August 15 7:00 pm – 8:00 pm
In 1924 Edward Hopper married Josephine (“Jo”) Nivison, an artist whose works at that time had been more widely exhibited. During their 43 year marriage Jo was Edward’s muse, model, accountant and, arguably, victim. In the era of #MeToo, this lecture places the tumultuous Hopper marriage in the context of period relationships and other artist-artist marriages while asking questions about historical method. How important is biographical information — if at all — in understanding the art work? How does the viewer deal with the “curse of knowledge,” as we inevitably bring cultural assumptions to the viewing of the art work? Once known, can biographical knowledge ever be undone?

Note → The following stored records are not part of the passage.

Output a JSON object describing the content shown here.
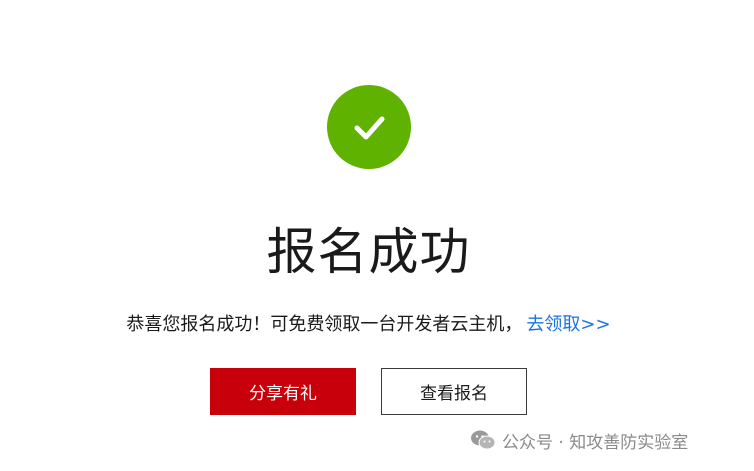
{
  "result": {
    "icon": "checkmark-icon",
    "icon_color": "#5fb300",
    "title": "报名成功"
  },
  "message": {
    "text": "恭喜您报名成功！可免费领取一台开发者云主机，",
    "link": "去领取>>",
    "link_color": "#1a73e8"
  },
  "actions": {
    "share_label": "分享有礼",
    "share_color": "#c7000b",
    "view_label": "查看报名"
  },
  "watermark": {
    "icon": "wechat-icon",
    "text": "公众号 · 知攻善防实验室"
  }
}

Edward Hopper said several times that his paintings were himself; what happens if we take him at his word and read his works as psychobiography? After looking at works by Edward, Jo and some contemporaries, the talk ends with an analysis of Edward’s “Rooms by the Sea” (1951).

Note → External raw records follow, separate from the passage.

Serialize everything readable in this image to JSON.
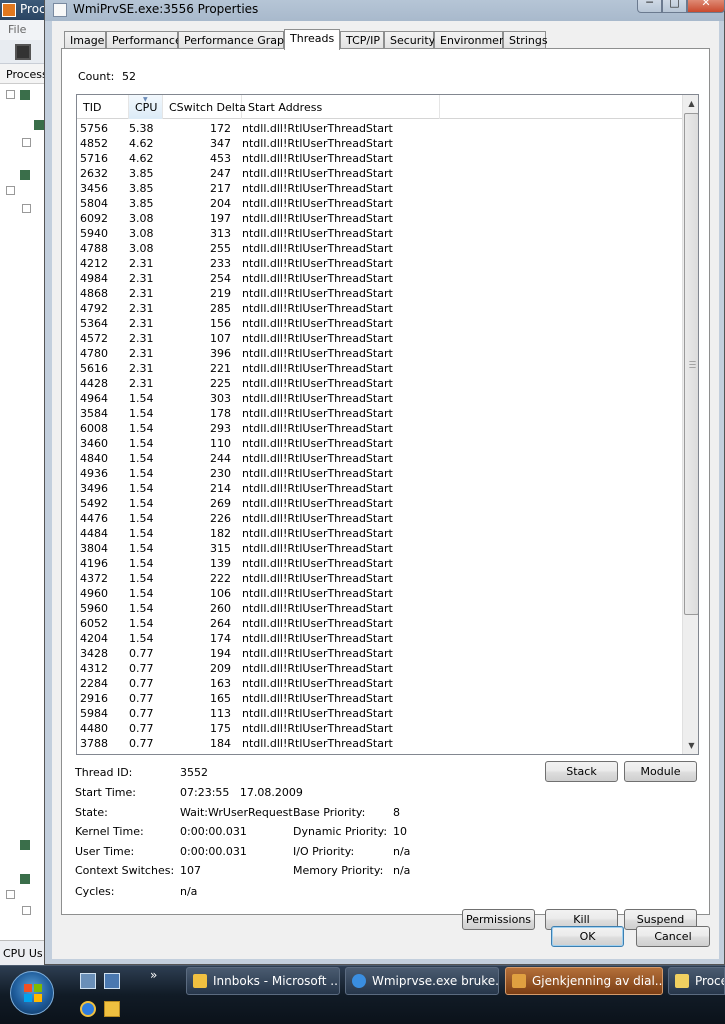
{
  "background_window": {
    "title": "Proc",
    "menu_file": "File",
    "tree_header": "Process",
    "status_text": "CPU Us"
  },
  "dialog": {
    "title": "WmiPrvSE.exe:3556 Properties"
  },
  "tabs": [
    {
      "label": "Image"
    },
    {
      "label": "Performance"
    },
    {
      "label": "Performance Graph"
    },
    {
      "label": "Threads",
      "active": true
    },
    {
      "label": "TCP/IP"
    },
    {
      "label": "Security"
    },
    {
      "label": "Environment"
    },
    {
      "label": "Strings"
    }
  ],
  "threads": {
    "count_label": "Count:",
    "count_value": "52",
    "columns": {
      "tid": "TID",
      "cpu": "CPU",
      "cswitch": "CSwitch Delta",
      "start": "Start Address"
    },
    "rows": [
      {
        "tid": "5756",
        "cpu": "5.38",
        "cs": "172",
        "addr": "ntdll.dll!RtlUserThreadStart"
      },
      {
        "tid": "4852",
        "cpu": "4.62",
        "cs": "347",
        "addr": "ntdll.dll!RtlUserThreadStart"
      },
      {
        "tid": "5716",
        "cpu": "4.62",
        "cs": "453",
        "addr": "ntdll.dll!RtlUserThreadStart"
      },
      {
        "tid": "2632",
        "cpu": "3.85",
        "cs": "247",
        "addr": "ntdll.dll!RtlUserThreadStart"
      },
      {
        "tid": "3456",
        "cpu": "3.85",
        "cs": "217",
        "addr": "ntdll.dll!RtlUserThreadStart"
      },
      {
        "tid": "5804",
        "cpu": "3.85",
        "cs": "204",
        "addr": "ntdll.dll!RtlUserThreadStart"
      },
      {
        "tid": "6092",
        "cpu": "3.08",
        "cs": "197",
        "addr": "ntdll.dll!RtlUserThreadStart"
      },
      {
        "tid": "5940",
        "cpu": "3.08",
        "cs": "313",
        "addr": "ntdll.dll!RtlUserThreadStart"
      },
      {
        "tid": "4788",
        "cpu": "3.08",
        "cs": "255",
        "addr": "ntdll.dll!RtlUserThreadStart"
      },
      {
        "tid": "4212",
        "cpu": "2.31",
        "cs": "233",
        "addr": "ntdll.dll!RtlUserThreadStart"
      },
      {
        "tid": "4984",
        "cpu": "2.31",
        "cs": "254",
        "addr": "ntdll.dll!RtlUserThreadStart"
      },
      {
        "tid": "4868",
        "cpu": "2.31",
        "cs": "219",
        "addr": "ntdll.dll!RtlUserThreadStart"
      },
      {
        "tid": "4792",
        "cpu": "2.31",
        "cs": "285",
        "addr": "ntdll.dll!RtlUserThreadStart"
      },
      {
        "tid": "5364",
        "cpu": "2.31",
        "cs": "156",
        "addr": "ntdll.dll!RtlUserThreadStart"
      },
      {
        "tid": "4572",
        "cpu": "2.31",
        "cs": "107",
        "addr": "ntdll.dll!RtlUserThreadStart"
      },
      {
        "tid": "4780",
        "cpu": "2.31",
        "cs": "396",
        "addr": "ntdll.dll!RtlUserThreadStart"
      },
      {
        "tid": "5616",
        "cpu": "2.31",
        "cs": "221",
        "addr": "ntdll.dll!RtlUserThreadStart"
      },
      {
        "tid": "4428",
        "cpu": "2.31",
        "cs": "225",
        "addr": "ntdll.dll!RtlUserThreadStart"
      },
      {
        "tid": "4964",
        "cpu": "1.54",
        "cs": "303",
        "addr": "ntdll.dll!RtlUserThreadStart"
      },
      {
        "tid": "3584",
        "cpu": "1.54",
        "cs": "178",
        "addr": "ntdll.dll!RtlUserThreadStart"
      },
      {
        "tid": "6008",
        "cpu": "1.54",
        "cs": "293",
        "addr": "ntdll.dll!RtlUserThreadStart"
      },
      {
        "tid": "3460",
        "cpu": "1.54",
        "cs": "110",
        "addr": "ntdll.dll!RtlUserThreadStart"
      },
      {
        "tid": "4840",
        "cpu": "1.54",
        "cs": "244",
        "addr": "ntdll.dll!RtlUserThreadStart"
      },
      {
        "tid": "4936",
        "cpu": "1.54",
        "cs": "230",
        "addr": "ntdll.dll!RtlUserThreadStart"
      },
      {
        "tid": "3496",
        "cpu": "1.54",
        "cs": "214",
        "addr": "ntdll.dll!RtlUserThreadStart"
      },
      {
        "tid": "5492",
        "cpu": "1.54",
        "cs": "269",
        "addr": "ntdll.dll!RtlUserThreadStart"
      },
      {
        "tid": "4476",
        "cpu": "1.54",
        "cs": "226",
        "addr": "ntdll.dll!RtlUserThreadStart"
      },
      {
        "tid": "4484",
        "cpu": "1.54",
        "cs": "182",
        "addr": "ntdll.dll!RtlUserThreadStart"
      },
      {
        "tid": "3804",
        "cpu": "1.54",
        "cs": "315",
        "addr": "ntdll.dll!RtlUserThreadStart"
      },
      {
        "tid": "4196",
        "cpu": "1.54",
        "cs": "139",
        "addr": "ntdll.dll!RtlUserThreadStart"
      },
      {
        "tid": "4372",
        "cpu": "1.54",
        "cs": "222",
        "addr": "ntdll.dll!RtlUserThreadStart"
      },
      {
        "tid": "4960",
        "cpu": "1.54",
        "cs": "106",
        "addr": "ntdll.dll!RtlUserThreadStart"
      },
      {
        "tid": "5960",
        "cpu": "1.54",
        "cs": "260",
        "addr": "ntdll.dll!RtlUserThreadStart"
      },
      {
        "tid": "6052",
        "cpu": "1.54",
        "cs": "264",
        "addr": "ntdll.dll!RtlUserThreadStart"
      },
      {
        "tid": "4204",
        "cpu": "1.54",
        "cs": "174",
        "addr": "ntdll.dll!RtlUserThreadStart"
      },
      {
        "tid": "3428",
        "cpu": "0.77",
        "cs": "194",
        "addr": "ntdll.dll!RtlUserThreadStart"
      },
      {
        "tid": "4312",
        "cpu": "0.77",
        "cs": "209",
        "addr": "ntdll.dll!RtlUserThreadStart"
      },
      {
        "tid": "2284",
        "cpu": "0.77",
        "cs": "163",
        "addr": "ntdll.dll!RtlUserThreadStart"
      },
      {
        "tid": "2916",
        "cpu": "0.77",
        "cs": "165",
        "addr": "ntdll.dll!RtlUserThreadStart"
      },
      {
        "tid": "5984",
        "cpu": "0.77",
        "cs": "113",
        "addr": "ntdll.dll!RtlUserThreadStart"
      },
      {
        "tid": "4480",
        "cpu": "0.77",
        "cs": "175",
        "addr": "ntdll.dll!RtlUserThreadStart"
      },
      {
        "tid": "3788",
        "cpu": "0.77",
        "cs": "184",
        "addr": "ntdll.dll!RtlUserThreadStart"
      }
    ]
  },
  "details": {
    "thread_id_label": "Thread ID:",
    "thread_id": "3552",
    "start_time_label": "Start Time:",
    "start_time": "07:23:55   17.08.2009",
    "state_label": "State:",
    "state": "Wait:WrUserRequest",
    "kernel_time_label": "Kernel Time:",
    "kernel_time": "0:00:00.031",
    "user_time_label": "User Time:",
    "user_time": "0:00:00.031",
    "context_switches_label": "Context Switches:",
    "context_switches": "107",
    "cycles_label": "Cycles:",
    "cycles": "n/a",
    "base_priority_label": "Base Priority:",
    "base_priority": "8",
    "dynamic_priority_label": "Dynamic Priority:",
    "dynamic_priority": "10",
    "io_priority_label": "I/O Priority:",
    "io_priority": "n/a",
    "memory_priority_label": "Memory Priority:",
    "memory_priority": "n/a"
  },
  "buttons": {
    "stack": "Stack",
    "module": "Module",
    "permissions": "Permissions",
    "kill": "Kill",
    "suspend": "Suspend",
    "ok": "OK",
    "cancel": "Cancel"
  },
  "taskbar": {
    "more": "»",
    "tasks": [
      {
        "label": "Innboks - Microsoft ...",
        "icon_color": "#f0c040"
      },
      {
        "label": "Wmiprvse.exe bruke...",
        "icon_color": "#3a8ee0"
      },
      {
        "label": "Gjenkjenning av dial...",
        "icon_color": "#e0a040",
        "active": true
      },
      {
        "label": "Proce",
        "icon_color": "#f0d060"
      }
    ]
  },
  "colors": {
    "taskbar": "#111b26",
    "active_task": "#b4703a",
    "dialog_frame": "#c3cfdd"
  }
}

Helen McNeil-Ashton is Vice-President in Charge of the Collection at the Truro Historical Society and curated the new permanent exhibition in the Edward and Josephine Hopper Room at Highland House Museum.

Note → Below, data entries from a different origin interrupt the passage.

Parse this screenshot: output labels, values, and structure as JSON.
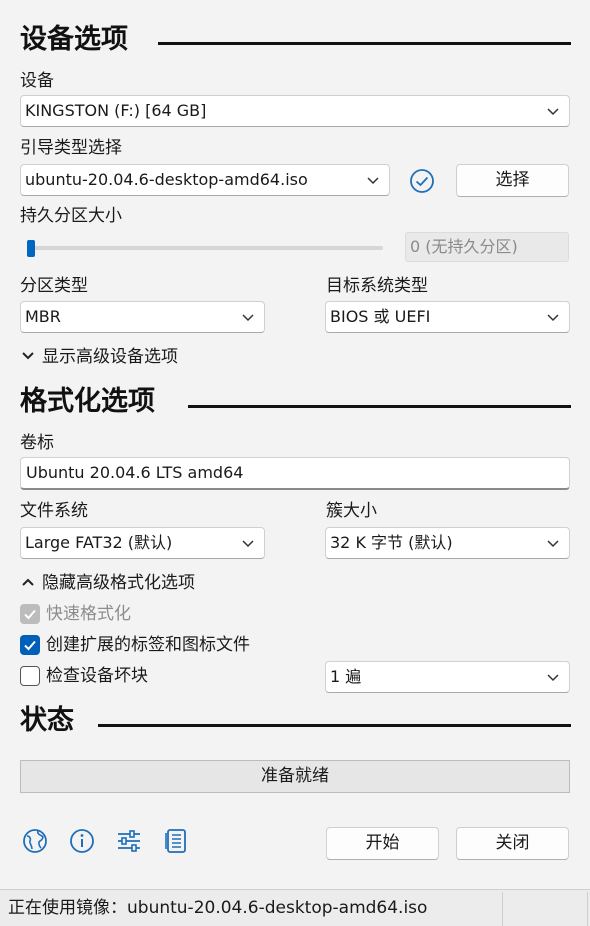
{
  "device_section": {
    "title": "设备选项",
    "device_label": "设备",
    "device_value": "KINGSTON (F:) [64 GB]",
    "boot_label": "引导类型选择",
    "boot_value": "ubuntu-20.04.6-desktop-amd64.iso",
    "select_button": "选择",
    "persistent_label": "持久分区大小",
    "persistent_value": "0 (无持久分区)",
    "persistent_level": 0,
    "partition_label": "分区类型",
    "partition_value": "MBR",
    "target_label": "目标系统类型",
    "target_value": "BIOS 或 UEFI",
    "advanced_toggle": "显示高级设备选项"
  },
  "format_section": {
    "title": "格式化选项",
    "volume_label": "卷标",
    "volume_value": "Ubuntu 20.04.6 LTS amd64",
    "fs_label": "文件系统",
    "fs_value": "Large FAT32 (默认)",
    "cluster_label": "簇大小",
    "cluster_value": "32 K 字节 (默认)",
    "advanced_toggle": "隐藏高级格式化选项",
    "quick_format": "快速格式化",
    "extended_label": "创建扩展的标签和图标文件",
    "check_bad_blocks": "检查设备坏块",
    "passes_value": "1 遍"
  },
  "status_section": {
    "title": "状态",
    "progress_text": "准备就绪",
    "progress_level": 0
  },
  "actions": {
    "start_button": "开始",
    "close_button": "关闭"
  },
  "statusbar": {
    "text": "正在使用镜像：ubuntu-20.04.6-desktop-amd64.iso"
  },
  "colors": {
    "accent": "#005fb8",
    "icon_blue": "#1f6fb8"
  },
  "icons": [
    "globe-icon",
    "info-icon",
    "settings-sliders-icon",
    "log-icon",
    "verify-check-icon"
  ]
}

For over two decades Helen was a lecturer in American Literature, Film Studies and literary and visual Modernism at the University of East Anglia, Norwich, England. She holds a B.A. from Reed College and an M.A .and Ph.D. from Yale University.